Blasingame moved to the business school in 1976 to become its first full-time director of development. He was named associate vice chancellor for alumni and development programs in 1985, vice chancellor in 1990, and executive vice chancellor this past summer. Today, about 160 alumni and development professionals work under the umbrella of his management. His leadership style, he says, is all about understanding institutional needs, setting goals, and building a great team to get the job done.

"I have prided myself on understanding what Bill Danforth and Mark Wrighton were trying to achieve," he says, "and I developed our plans and our team to achieve those goals. I'm a firm believer that you have to surround yourself with great people."

"David Blasingame has been the most effective Campaign leader imaginable! He has worked with great dedication and creativity for the University," says Chancellor Mark S. Wrighton.

"David has helped build a grand coalition of alumni, parents, friends, staff, and faculty," says Jim Thompson, associate vice chancellor of development. "We benefit from this tremendous team every day, and I can't imagine a better role model for our staff in terms of commitment, hard work, intelligent analysis, creativity, and institutional loyalty."

If there was ever a challenge and a goal for Blasingame and his team, it was the recently completed $1.5 billion Campaign for Washington University. Just in case $1.5 billion is too big a number to comprehend, consider this: To meet the goal, they needed to raise $14.7 million per month. That's nearly $4 million each week.

Despite confidence in his planning and team, Blasingame admits he had periodic moments of doubt.

"You want to stretch yourself, but you also want to set a goal you can achieve," says Blasingame, who enjoyed coordinating the establishment of the Danforth Scholars Program and co-chairing Mark Wrighton's inauguration. "We knew from the beginning that we really needed $1.5 billion to meet the needs of the long-range strategic plan, but there was no way to realistically project that it could be done."

Doubts about the goal may have existed, but there were never any doubts that the right man was at the helm of the Campaign, say two University leaders.

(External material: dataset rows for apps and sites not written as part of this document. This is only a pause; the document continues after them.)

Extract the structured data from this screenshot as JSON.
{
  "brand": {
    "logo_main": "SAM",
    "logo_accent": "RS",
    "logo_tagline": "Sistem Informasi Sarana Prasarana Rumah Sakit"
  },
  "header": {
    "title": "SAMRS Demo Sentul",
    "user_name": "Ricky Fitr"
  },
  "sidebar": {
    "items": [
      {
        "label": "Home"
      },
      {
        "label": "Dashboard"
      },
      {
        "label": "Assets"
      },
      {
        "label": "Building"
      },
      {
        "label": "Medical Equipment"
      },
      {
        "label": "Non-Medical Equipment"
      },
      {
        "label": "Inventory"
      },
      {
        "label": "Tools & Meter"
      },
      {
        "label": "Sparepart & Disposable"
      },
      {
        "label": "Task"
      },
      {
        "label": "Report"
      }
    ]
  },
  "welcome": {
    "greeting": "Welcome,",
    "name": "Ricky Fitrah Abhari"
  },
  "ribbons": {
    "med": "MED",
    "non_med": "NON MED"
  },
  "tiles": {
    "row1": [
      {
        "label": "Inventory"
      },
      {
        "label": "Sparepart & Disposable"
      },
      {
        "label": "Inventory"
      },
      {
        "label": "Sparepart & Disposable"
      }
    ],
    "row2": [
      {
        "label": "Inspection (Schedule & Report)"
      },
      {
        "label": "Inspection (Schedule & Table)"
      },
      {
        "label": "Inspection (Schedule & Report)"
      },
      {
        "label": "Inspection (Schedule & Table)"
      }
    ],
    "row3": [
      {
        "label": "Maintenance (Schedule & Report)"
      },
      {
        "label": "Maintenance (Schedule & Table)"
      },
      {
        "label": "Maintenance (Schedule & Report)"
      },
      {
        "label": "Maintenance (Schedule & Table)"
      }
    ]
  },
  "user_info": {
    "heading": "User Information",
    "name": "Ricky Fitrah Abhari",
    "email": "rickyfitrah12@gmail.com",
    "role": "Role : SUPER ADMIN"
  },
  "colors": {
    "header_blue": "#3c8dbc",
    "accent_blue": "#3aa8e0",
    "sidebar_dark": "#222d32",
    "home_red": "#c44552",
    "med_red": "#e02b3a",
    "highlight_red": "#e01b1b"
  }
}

"David has been the 'Energizer Bunny' behind the Campaign," says John F. McDonnell, chair of the silent phase of the Campaign, past chairman of the Board of Trustees, and current Board vice chair. "Not only has he played a major role in working with potential donors to shape an appropriate project worthy of their contribution, he has played a huge behind-the-scenes role in keeping everyone—the Campaign leadership, the volunteers, and the staff—coordinated and informed. I do not see how the Campaign could have been so successful without David's prodigious energy and talent."

"David Blasingame has been the most effective Campaign leader imaginable! He has worked with great dedication and creativity for the University," says Chancellor Mark S. Wrighton. "The many successes that have been realized in the Campaign are a consequence of both excellent planning and outstanding execution. Perhaps most remarkable is David's insight into the most important programs needing support and being able to guide both donors and the staff to achieve the University's potential. He has been able to inspire everyone, and it has been a personal pleasure to have had the opportunity to learn from him and to receive the benefits of his extraordinary contribution to the advance of the University."

At the end of the day, Blasingame says he is just happy to have a job that he loves and where he can contribute to something important.

"This is where my heart is," says Blasingame, who enjoys spending his free time with his godchildren, Anna and David Goss, and their mother, Connie, as well as visiting Tennessee to see his son, Josh, A.B. '92, Josh's wife, Mitchell, and Blasingame's only grandchild, Jackson. "I can't imagine loving another place as much as I have loved Washington University."

Steve Givens is the assistant to the chancellor.